In 1974, due to nationalization, the estates were in a bad way with many workers out of job and even dying of starvation. If they went out looking for work, they would be bundled into lorries and sent back to the estates. Again, Thondaman’s plea to let them work outside the estates fell on deaf ears. Plantation workers were dubbed Kalla Thonis (illegal immigrants) and arrested. Attacks on Tamil plantation workers continued into the 1980s and stopped only when the CWC replied in kind.
In the mid-seventies, Thondaman dallied with the North-Eastern Tamils’ Eelam movement but opted out soon enough as he felt that the destiny of the plantation workers in Central and South Sri Lanka lay with the Sinhalese majority as they shared the same habitat.
Thondaman joined the government of J.R. Jayewardene in 1978. The new constitution of 1978 removed the distinction between citizens of descent and citizens by registration. That put an end to many problems faced by Indian Tamils. As minister for Rural Industrial Development, Thondaman was able to foster dairy projects and small industries among the Indian Tamil people, observed D.B.S.Jeyaraj.
In 1982, India abrogated the Sirima-Shastri Pact. In 1986, the 94,000 persons who were to be offered Indian citizenship under previous agreements and had not applied for such citizenship, and had applied for Lankan citizenship instead were granted Lankan citizenship by registration. In 1988, those who had applied for Indian Citizenship also got Lankan citizenship. In 2003 parliament passed a law to give Lankan citizenship to all persons of Indian origin who had been living in Sri Lanka since 1964. Their descendants were also included.
According to Jeyeraj, the rise of violence in the North Eastern Sri Lanka and India’s pushy interventions on the Tamil question in the 1980s, forced Lankan governments to re-think on the plantation Tamils. Thondaman also assiduously cultivated top Sinhala leaders, entering into deals with them to benefit his people.
After being a cabinet minister in various governments for 21 years, Thondaman died in 1999. His grandson Arumugan Thondaman who succeeded him carried forward his policies and got benefits for the plantation workers with his aggressive and yet accommodative brand of politics. He gave the plantation workers a sense of power which thwarted attempts by the majority Sinhala community to impose their will on them. Arumugan also maintained his leadership of the CWC and its pre-eminence in the plantation politics.

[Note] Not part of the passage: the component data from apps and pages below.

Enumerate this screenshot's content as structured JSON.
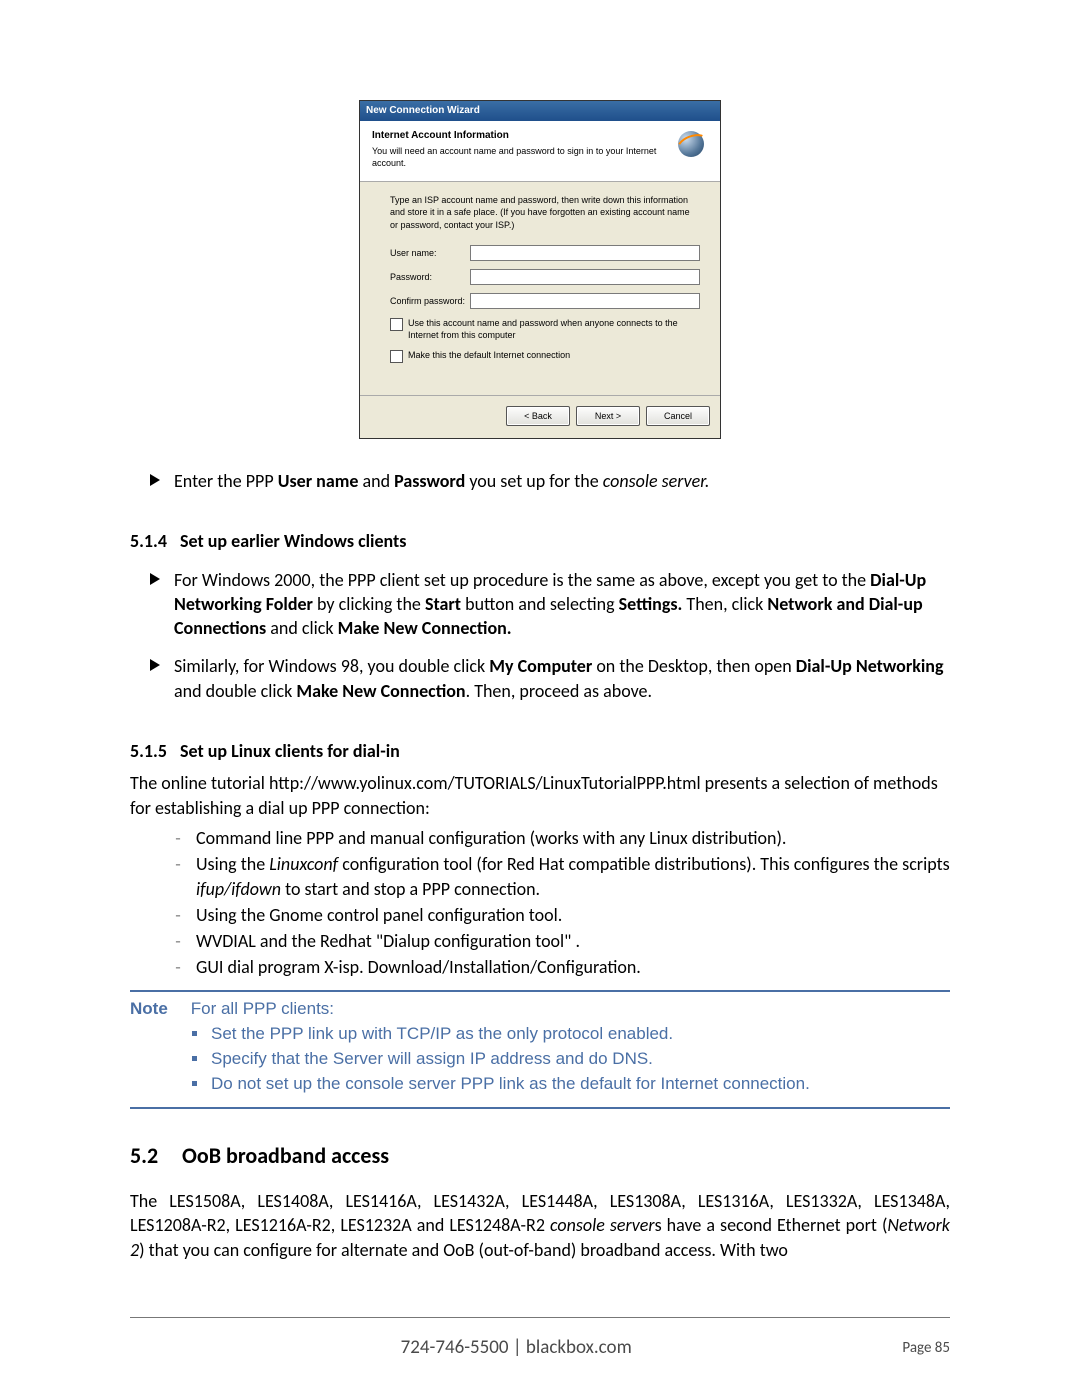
{
  "wizard": {
    "title": "New Connection Wizard",
    "header_title": "Internet Account Information",
    "header_sub": "You will need an account name and password to sign in to your Internet account.",
    "instructions": "Type an ISP account name and password, then write down this information and store it in a safe place. (If you have forgotten an existing account name or password, contact your ISP.)",
    "label_user": "User name:",
    "label_pass": "Password:",
    "label_confirm": "Confirm password:",
    "cb1": "Use this account name and password when anyone connects to the Internet from this computer",
    "cb2": "Make this the default Internet connection",
    "btn_back": "< Back",
    "btn_next": "Next >",
    "btn_cancel": "Cancel"
  },
  "bullet_main": {
    "pre": "Enter the PPP ",
    "b1": "User name",
    "mid1": " and ",
    "b2": "Password",
    "mid2": " you set up for the ",
    "i1": "console server.",
    "suf": ""
  },
  "sec514": {
    "num": "5.1.4",
    "title": "Set up earlier Windows clients",
    "p1": {
      "pre": "For Windows 2000, the PPP client set up procedure is the same as above, except you get to the ",
      "b1": "Dial-Up Networking Folder",
      "t1": " by clicking the ",
      "b2": "Start",
      "t2": " button and selecting ",
      "b3": "Settings.",
      "t3": " Then, click ",
      "b4": "Network and Dial-up Connections",
      "t4": " and click ",
      "b5": "Make New Connection."
    },
    "p2": {
      "pre": "Similarly, for Windows 98, you double click ",
      "b1": "My Computer",
      "t1": " on the Desktop, then open ",
      "b2": "Dial-Up Networking",
      "t2": " and double click ",
      "b3": "Make New Connection",
      "t3": ". Then, proceed as above."
    }
  },
  "sec515": {
    "num": "5.1.5",
    "title": "Set up Linux clients for dial-in",
    "intro": "The online tutorial http://www.yolinux.com/TUTORIALS/LinuxTutorialPPP.html presents a selection of methods for establishing a dial up PPP connection:",
    "items": [
      "Command line PPP and manual configuration (works with any Linux distribution).",
      "",
      "Using the Gnome control panel configuration tool.",
      "WVDIAL and the Redhat \"Dialup configuration tool\" .",
      "GUI dial program X-isp. Download/Installation/Configuration."
    ],
    "item2": {
      "pre": "Using the ",
      "i1": "Linuxconf",
      "t1": " configuration tool (for Red Hat compatible distributions). This configures the scripts ",
      "i2": "ifup/ifdown",
      "t2": " to start and stop a PPP connection."
    }
  },
  "note": {
    "label": "Note",
    "line0": "For all PPP clients:",
    "items": [
      "Set the PPP link up with TCP/IP as the only protocol enabled.",
      "Specify that the Server will assign IP address and do DNS.",
      "Do not set up the console server PPP link as the default for Internet connection."
    ]
  },
  "sec52": {
    "num": "5.2",
    "title": "OoB broadband access",
    "p_pre": "The LES1508A, LES1408A, LES1416A, LES1432A, LES1448A, LES1308A, LES1316A, LES1332A, LES1348A, LES1208A-R2, LES1216A-R2, LES1232A and LES1248A-R2 ",
    "p_i": "console server",
    "p_mid": "s have a second Ethernet port (",
    "p_i2": "Network 2",
    "p_suf": ") that you can configure for alternate and OoB (out-of-band) broadband access. With two"
  },
  "footer": {
    "phone": "724-746-5500",
    "sep": " | ",
    "site": "blackbox.com",
    "page": "Page 85"
  }
}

Due to the efforts of Arumugan and others from rival organizations, social conditions have improved in the estates. The Lankan government has built 20,000 houses and the Indian government is to build 14,000. Since 2016, estate settlements are designated as villages and are eligible for government welfare schemes. But the daily wage of Rs.700 is too low, and the estate population is still the most backward in Sri Lanka.
(The picture at the top shows Prime Minister Mahinda Rajapaksa, ministers and former MPs wheeling Arumugan’s coffin into parliament)